GAIAtheCHEERLEADER wrote:Correlation =/= Causation.
I sincerely doubt the name made a difference in your friend's application. I know plenty of AAs with the last name of Smith, Jones etc. didn't write a DS, and the boost was still apparent. The boost is based purely on how you self-identify on your app...a DS is always credited, though. Why not exhaust all the avenues in which to present yourself to the adcomms?
Thanks for that tip on logic. African-Americans in general are not easily identifiable by name alone. So like you said, there are plenty black guys named John Smith, or Carl Jones.
However the same doesn't apply to Mexican-Americans in general. Most Mexican-Americans have Hispanic names. Rarely you will see a Jose Jones, or Juan Smith.
So if an adcomm sees an application with a box checked AA and the persons name is John Smith, it doesn't really matter because most black people don't have African names per se.

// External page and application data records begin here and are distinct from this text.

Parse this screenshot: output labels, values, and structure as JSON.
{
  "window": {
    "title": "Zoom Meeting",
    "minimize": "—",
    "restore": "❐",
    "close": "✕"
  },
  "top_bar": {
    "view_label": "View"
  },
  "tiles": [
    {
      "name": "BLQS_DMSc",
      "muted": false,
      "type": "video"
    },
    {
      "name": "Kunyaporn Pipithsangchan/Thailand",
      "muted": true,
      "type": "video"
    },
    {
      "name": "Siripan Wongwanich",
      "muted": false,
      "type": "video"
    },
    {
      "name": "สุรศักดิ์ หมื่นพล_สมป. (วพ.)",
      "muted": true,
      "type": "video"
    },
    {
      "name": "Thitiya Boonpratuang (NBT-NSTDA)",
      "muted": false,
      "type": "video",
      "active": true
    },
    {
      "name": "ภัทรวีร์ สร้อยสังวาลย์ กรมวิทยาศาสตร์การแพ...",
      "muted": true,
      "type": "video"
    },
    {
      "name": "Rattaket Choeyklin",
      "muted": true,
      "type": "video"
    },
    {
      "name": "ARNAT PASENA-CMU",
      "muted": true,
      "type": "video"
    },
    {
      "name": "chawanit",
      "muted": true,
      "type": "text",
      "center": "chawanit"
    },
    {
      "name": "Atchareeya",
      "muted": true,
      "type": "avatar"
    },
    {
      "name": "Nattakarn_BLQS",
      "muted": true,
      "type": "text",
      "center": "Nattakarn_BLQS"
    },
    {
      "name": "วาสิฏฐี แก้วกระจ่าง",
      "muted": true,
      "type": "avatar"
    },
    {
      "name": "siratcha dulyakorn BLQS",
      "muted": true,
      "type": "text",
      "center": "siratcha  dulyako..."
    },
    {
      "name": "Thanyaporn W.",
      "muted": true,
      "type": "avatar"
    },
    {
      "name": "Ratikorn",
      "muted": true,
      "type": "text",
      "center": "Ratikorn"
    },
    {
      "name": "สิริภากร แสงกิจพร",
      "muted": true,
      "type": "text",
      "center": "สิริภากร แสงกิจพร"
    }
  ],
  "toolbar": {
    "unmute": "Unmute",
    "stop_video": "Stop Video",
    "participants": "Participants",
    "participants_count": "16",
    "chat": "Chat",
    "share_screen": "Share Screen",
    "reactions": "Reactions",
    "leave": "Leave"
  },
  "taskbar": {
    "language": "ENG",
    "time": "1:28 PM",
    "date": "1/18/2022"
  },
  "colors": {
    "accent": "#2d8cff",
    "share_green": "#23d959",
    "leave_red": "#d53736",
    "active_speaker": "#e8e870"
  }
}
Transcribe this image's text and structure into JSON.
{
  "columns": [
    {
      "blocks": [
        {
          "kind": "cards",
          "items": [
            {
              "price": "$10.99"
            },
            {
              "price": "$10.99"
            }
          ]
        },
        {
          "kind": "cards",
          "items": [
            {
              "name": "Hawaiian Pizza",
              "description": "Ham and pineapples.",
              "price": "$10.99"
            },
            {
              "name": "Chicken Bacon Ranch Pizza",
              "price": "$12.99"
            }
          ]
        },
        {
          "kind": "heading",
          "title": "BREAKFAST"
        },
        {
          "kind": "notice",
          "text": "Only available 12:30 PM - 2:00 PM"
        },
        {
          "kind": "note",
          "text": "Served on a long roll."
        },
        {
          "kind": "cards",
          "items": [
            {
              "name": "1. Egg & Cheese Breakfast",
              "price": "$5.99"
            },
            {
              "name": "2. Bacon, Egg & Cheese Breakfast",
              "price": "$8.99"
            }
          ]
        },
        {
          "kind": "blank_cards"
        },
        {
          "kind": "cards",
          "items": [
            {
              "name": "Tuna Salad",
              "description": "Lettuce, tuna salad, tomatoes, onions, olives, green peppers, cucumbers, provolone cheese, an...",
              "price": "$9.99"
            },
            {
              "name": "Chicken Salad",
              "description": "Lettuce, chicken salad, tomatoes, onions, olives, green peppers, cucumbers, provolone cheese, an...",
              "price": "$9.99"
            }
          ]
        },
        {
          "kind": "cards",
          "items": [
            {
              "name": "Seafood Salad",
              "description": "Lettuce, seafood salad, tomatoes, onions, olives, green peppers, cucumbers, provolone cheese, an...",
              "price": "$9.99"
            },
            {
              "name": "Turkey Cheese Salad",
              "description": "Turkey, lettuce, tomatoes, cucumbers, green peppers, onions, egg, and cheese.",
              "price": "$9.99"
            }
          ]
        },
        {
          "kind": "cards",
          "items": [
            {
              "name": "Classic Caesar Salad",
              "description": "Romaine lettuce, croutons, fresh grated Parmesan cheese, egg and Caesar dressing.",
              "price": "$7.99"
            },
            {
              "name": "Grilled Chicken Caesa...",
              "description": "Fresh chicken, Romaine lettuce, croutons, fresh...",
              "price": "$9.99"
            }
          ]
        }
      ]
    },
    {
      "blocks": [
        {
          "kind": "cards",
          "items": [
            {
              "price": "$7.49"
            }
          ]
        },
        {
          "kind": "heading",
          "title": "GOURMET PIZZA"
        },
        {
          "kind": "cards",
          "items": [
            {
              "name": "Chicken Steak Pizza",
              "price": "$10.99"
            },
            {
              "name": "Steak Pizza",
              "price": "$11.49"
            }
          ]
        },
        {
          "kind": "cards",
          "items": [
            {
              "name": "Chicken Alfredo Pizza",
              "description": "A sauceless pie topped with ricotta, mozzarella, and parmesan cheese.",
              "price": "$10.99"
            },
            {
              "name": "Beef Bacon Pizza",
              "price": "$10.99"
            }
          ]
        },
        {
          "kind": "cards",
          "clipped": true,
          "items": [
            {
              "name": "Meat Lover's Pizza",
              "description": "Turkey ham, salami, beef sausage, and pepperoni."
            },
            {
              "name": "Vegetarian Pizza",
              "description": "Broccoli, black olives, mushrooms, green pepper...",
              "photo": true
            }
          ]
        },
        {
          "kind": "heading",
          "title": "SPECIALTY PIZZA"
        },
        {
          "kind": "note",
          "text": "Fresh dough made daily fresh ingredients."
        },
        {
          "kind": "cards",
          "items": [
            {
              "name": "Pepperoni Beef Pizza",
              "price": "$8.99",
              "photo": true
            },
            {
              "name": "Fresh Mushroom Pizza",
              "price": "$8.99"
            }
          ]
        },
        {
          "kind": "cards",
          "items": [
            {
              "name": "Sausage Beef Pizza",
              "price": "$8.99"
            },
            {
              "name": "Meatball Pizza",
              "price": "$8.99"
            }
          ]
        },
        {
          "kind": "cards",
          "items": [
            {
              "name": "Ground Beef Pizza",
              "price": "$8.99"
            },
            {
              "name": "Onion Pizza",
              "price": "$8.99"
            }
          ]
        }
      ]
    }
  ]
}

But if an adcomm sees an application with a box checked Mexican-American, and a name like John Smith, then they are probably going to be a bit suspicious.
lonerightly wrote:Is your last name Hispanic sounding? I have a pretty good friend from UG who applied this year, and is also half-mexican but his last name is Scottish (dad is white) and he received little to no boost at all. His numbers were right around yours slightly lower LSAT (169.)
I'd say you have a good chance at most places as is, but an even better chance if they think you are a URM. Although I have my doubts if you don't really have ties to the community and it shows in your DS then you might end up like my friend, unless your last name is Gonzalez or Perez or something like that.
No, my Mexican blood is from my mother's side, and my mom took my dad's last name and of course I received that last name as well.
Do you know what boxes he checked and if he wrote a DS?
I didn't say I don't really have ties to the community. I do, but they're not super strong, mainly family ties. I'm not extremely actively involved or anything. I just got an internship this summer though that is with a PI law firm that provides low income, primarily Mexican-American families with legal assistance, and is also staffed mainly by Mexican-Americans. Hopefully this will show some activity in the Mexican-American community, we'll see if it helps.
Anyways, thanks for the input.
Yeah he checked the box, only the Mexican-American box. He wrote a DS but he doesn't really have a cultural connection. Mom immigrated here but went to HS here and everyone speaks English. He doesn't even speak Spanish. So although he wrote a DS I don't know how much it helped if at all considering there really isn't a lot of substance to it. He said himself that he never faced the same discrimination other Mexican-Americans faced, when it came to language, poverty, etc that other first generation kids did.
So it might not be the same for you but, I think if you are honest you should get a boost relatively to how you self-identify.